The legislative history of a statute encompasses every official action the Texas Legislature took regarding that statute. Texas does not create official legislative histories, so researchers must compile them themselves or hire a private legislative intent research firm to do so on their behalf.

A legislative history usually starts with the introduction of the bill that first created a statute and includes any bill introduced in later Legislatures that amended or repealed the statute. All legislative materials that were created in response to any of these bills are part of the resultant statute's legislative history. Depending on the age of the bill, this may include some or all of the following materials: all versions of the bill, committee reports, committee vote sheets, floor amendments, bill analyses, fiscal notes, actions reported in the House and Senate journals, statements made in committee hearings and during floor debates, audiovisual recordings of hearings and floor action, and materials related to companion bills.

What is legislative intent?

"Legislative intent" is the term used to cover all aspects of why the Legislature enacted a particular statute - what it was intended to accomplish, whether there was a specific problem they were trying to solve, to whom it was meant to apply, and similar information that isn't apparent from the plain language of the statute, but can nevertheless be critically important when attempting to interpret a law.

"Legislative history" and "legislative intent" are often used interchangeably, but determining intent requires more detailed research. In addition to the basic legislative history, intent research often includes materials produced outside of the legislative process. These can be historical materials such as newspaper articles that quote a bill's author or discuss a situation that inspired a bill; oral histories or interviews with persons involved in the bill's creation; or secondary sources such as law review articles, bar materials, or treatises.

What do I need to know before starting my legislative history research?

For the most common kind of legislative history - figuring out when language was added to a statute - all you need to know is the statutory citation. From there you can easily look up its history, including citations to the enacting bill and later amendments, in the official statutes.
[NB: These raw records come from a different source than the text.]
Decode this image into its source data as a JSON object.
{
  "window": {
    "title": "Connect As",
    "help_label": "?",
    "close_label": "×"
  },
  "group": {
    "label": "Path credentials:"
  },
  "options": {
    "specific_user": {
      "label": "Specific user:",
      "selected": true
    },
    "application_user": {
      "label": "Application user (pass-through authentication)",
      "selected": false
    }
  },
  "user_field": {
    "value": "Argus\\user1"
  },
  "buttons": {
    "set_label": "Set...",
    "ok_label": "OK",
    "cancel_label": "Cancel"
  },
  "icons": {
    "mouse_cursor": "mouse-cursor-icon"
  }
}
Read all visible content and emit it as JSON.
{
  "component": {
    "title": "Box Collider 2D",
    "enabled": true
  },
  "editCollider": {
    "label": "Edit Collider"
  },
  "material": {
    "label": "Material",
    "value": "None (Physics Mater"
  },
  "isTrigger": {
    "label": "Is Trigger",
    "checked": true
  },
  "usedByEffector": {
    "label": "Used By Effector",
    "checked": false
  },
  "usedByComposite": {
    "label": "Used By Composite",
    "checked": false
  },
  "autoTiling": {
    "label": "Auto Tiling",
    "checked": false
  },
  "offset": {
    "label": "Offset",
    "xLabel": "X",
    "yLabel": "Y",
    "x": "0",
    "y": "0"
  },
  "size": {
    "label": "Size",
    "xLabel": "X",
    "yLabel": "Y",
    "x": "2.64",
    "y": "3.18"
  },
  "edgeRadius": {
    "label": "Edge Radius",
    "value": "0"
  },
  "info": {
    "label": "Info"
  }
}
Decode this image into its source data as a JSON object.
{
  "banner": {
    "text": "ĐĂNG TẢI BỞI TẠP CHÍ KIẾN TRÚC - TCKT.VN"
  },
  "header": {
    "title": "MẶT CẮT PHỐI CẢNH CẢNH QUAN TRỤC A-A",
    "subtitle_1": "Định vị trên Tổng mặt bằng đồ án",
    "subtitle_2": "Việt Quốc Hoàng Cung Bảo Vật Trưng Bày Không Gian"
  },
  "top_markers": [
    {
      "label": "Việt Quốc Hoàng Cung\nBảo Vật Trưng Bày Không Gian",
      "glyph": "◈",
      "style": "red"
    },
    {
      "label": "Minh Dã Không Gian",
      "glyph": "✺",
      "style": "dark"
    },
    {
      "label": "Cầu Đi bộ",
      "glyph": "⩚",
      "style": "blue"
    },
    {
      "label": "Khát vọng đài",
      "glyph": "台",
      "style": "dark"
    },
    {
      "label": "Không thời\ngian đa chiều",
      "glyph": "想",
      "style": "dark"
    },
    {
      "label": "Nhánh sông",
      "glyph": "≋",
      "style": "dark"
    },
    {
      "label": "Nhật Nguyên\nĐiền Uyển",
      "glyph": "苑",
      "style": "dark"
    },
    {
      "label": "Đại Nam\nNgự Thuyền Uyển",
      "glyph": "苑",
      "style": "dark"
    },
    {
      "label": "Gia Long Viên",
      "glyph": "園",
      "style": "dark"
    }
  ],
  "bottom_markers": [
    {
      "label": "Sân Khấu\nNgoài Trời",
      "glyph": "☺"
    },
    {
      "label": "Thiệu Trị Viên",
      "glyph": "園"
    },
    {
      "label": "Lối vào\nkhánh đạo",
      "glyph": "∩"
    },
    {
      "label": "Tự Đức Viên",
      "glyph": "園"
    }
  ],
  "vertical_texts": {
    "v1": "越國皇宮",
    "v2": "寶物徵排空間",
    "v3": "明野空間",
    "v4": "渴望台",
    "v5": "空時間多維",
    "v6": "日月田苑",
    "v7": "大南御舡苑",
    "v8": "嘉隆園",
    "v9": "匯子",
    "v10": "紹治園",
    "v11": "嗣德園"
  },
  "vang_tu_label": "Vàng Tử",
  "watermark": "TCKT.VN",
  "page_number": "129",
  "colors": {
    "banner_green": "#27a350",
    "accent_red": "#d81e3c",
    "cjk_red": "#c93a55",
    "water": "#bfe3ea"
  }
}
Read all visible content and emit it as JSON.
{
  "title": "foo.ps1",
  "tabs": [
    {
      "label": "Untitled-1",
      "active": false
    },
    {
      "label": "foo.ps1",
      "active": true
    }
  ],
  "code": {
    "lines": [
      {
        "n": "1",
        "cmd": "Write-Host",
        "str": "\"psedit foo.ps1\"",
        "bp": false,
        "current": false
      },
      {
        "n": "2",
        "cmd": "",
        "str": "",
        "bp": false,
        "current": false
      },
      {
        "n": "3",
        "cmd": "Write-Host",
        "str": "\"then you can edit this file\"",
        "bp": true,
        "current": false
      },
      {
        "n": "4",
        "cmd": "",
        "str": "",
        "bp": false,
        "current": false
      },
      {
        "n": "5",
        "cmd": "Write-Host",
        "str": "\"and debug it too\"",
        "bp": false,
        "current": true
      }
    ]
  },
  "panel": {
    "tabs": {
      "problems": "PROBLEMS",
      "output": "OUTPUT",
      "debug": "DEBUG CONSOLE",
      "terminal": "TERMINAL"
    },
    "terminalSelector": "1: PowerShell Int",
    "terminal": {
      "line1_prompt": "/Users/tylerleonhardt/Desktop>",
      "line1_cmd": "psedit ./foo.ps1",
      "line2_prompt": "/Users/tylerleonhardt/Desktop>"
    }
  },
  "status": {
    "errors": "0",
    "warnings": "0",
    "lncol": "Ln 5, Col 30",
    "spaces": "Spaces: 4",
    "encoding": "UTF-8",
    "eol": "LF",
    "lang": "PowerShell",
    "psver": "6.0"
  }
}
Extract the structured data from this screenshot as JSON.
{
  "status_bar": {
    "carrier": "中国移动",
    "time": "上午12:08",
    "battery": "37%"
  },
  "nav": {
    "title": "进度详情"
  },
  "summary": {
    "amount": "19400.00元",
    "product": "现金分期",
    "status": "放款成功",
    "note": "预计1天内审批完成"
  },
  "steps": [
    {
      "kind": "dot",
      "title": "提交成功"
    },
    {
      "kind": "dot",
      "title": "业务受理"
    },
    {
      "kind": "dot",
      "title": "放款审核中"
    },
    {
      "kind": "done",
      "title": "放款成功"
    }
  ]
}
Once you have that information, you can use the Texas Legislative Reference Library's Legislative Archive System to look up those citations and begin your research. See the Compiling a Legislative History tab for more details.

More complicated legislative history and legislative intent research may require more information. If you need to do a legislative history on a topic, but don't have a specific statute, please contact a reference librarian for assistance.

How detailed does my legislative history or legislative intent research have to be?

That depends on what you're looking for. If you only need to know when a certain phrase was added to a law, you can stop once you find the bill that added that language. If you're doing something more comprehensive, such as tracing the evolution of certain provisions over time, you may need to look at the enacting bill and all later amendments. In rare cases, you will want to look at any bills that would have amended a particular statute, even if they did not pass. This is mainly necessary when doing historical research on how the Legislature has handled a particular topic.

Do I have to do this all myself? Can the Library help me?

The Library is happy to help with legislative history questions. In fact, due to the complex and technical nature of legislative materials, we encourage patrons to contact the Library for help rather than try to do it all on their own. We can do anything from giving you the basic information and letting you take it from there, to guiding you step-by-step through the research. If you'd rather explore the process yourself, we highly recommend taking some time to go through the Legislative Reference Library's Guide to Researching Legislative History and Intent - it will familiarize you with all of the basic materials.